What you need to do => Nothing but an exact copy of the data should be output.

Page and application data records =>
○ ○ ○

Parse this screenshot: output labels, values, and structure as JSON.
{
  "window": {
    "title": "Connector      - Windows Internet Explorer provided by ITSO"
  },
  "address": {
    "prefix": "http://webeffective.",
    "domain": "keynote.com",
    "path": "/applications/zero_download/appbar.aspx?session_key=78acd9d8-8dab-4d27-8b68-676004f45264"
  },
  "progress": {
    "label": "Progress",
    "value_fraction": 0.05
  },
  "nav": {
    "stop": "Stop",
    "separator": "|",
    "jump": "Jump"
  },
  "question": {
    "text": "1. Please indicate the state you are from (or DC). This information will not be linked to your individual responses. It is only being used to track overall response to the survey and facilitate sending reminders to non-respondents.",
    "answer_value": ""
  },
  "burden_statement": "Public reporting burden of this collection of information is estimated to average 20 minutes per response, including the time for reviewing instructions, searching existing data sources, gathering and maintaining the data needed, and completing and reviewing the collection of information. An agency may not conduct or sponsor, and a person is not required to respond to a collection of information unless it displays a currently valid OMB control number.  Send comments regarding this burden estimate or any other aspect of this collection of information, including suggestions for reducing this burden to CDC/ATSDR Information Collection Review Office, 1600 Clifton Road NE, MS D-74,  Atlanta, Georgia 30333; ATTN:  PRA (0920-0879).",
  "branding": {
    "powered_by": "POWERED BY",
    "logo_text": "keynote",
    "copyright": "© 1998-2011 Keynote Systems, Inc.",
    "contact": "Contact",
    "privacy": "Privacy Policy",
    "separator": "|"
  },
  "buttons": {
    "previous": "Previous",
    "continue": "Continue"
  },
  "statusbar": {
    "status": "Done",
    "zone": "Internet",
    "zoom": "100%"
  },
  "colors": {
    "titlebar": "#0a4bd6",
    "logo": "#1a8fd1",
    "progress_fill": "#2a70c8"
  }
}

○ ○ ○

Your solution =>
Parse this screenshot: output labels, values, and structure as JSON.
{
  "window": {
    "title": "Connector      - Windows Internet Explorer provided by ITSO"
  },
  "address": {
    "prefix": "http://webeffective.",
    "domain": "keynote.com",
    "path": "/applications/zero_download/appbar.aspx?session_key=78acd9d8-8dab-4d27-8b68-676004f45264"
  },
  "progress": {
    "label": "Progress",
    "value_fraction": 0.05
  },
  "nav": {
    "stop": "Stop",
    "separator": "|",
    "jump": "Jump"
  },
  "question": {
    "text": "1. Please indicate the state you are from (or DC). This information will not be linked to your individual responses. It is only being used to track overall response to the survey and facilitate sending reminders to non-respondents.",
    "answer_value": ""
  },
  "burden_statement": "Public reporting burden of this collection of information is estimated to average 20 minutes per response, including the time for reviewing instructions, searching existing data sources, gathering and maintaining the data needed, and completing and reviewing the collection of information. An agency may not conduct or sponsor, and a person is not required to respond to a collection of information unless it displays a currently valid OMB control number.  Send comments regarding this burden estimate or any other aspect of this collection of information, including suggestions for reducing this burden to CDC/ATSDR Information Collection Review Office, 1600 Clifton Road NE, MS D-74,  Atlanta, Georgia 30333; ATTN:  PRA (0920-0879).",
  "branding": {
    "powered_by": "POWERED BY",
    "logo_text": "keynote",
    "copyright": "© 1998-2011 Keynote Systems, Inc.",
    "contact": "Contact",
    "privacy": "Privacy Policy",
    "separator": "|"
  },
  "buttons": {
    "previous": "Previous",
    "continue": "Continue"
  },
  "statusbar": {
    "status": "Done",
    "zone": "Internet",
    "zoom": "100%"
  },
  "colors": {
    "titlebar": "#0a4bd6",
    "logo": "#1a8fd1",
    "progress_fill": "#2a70c8"
  }
}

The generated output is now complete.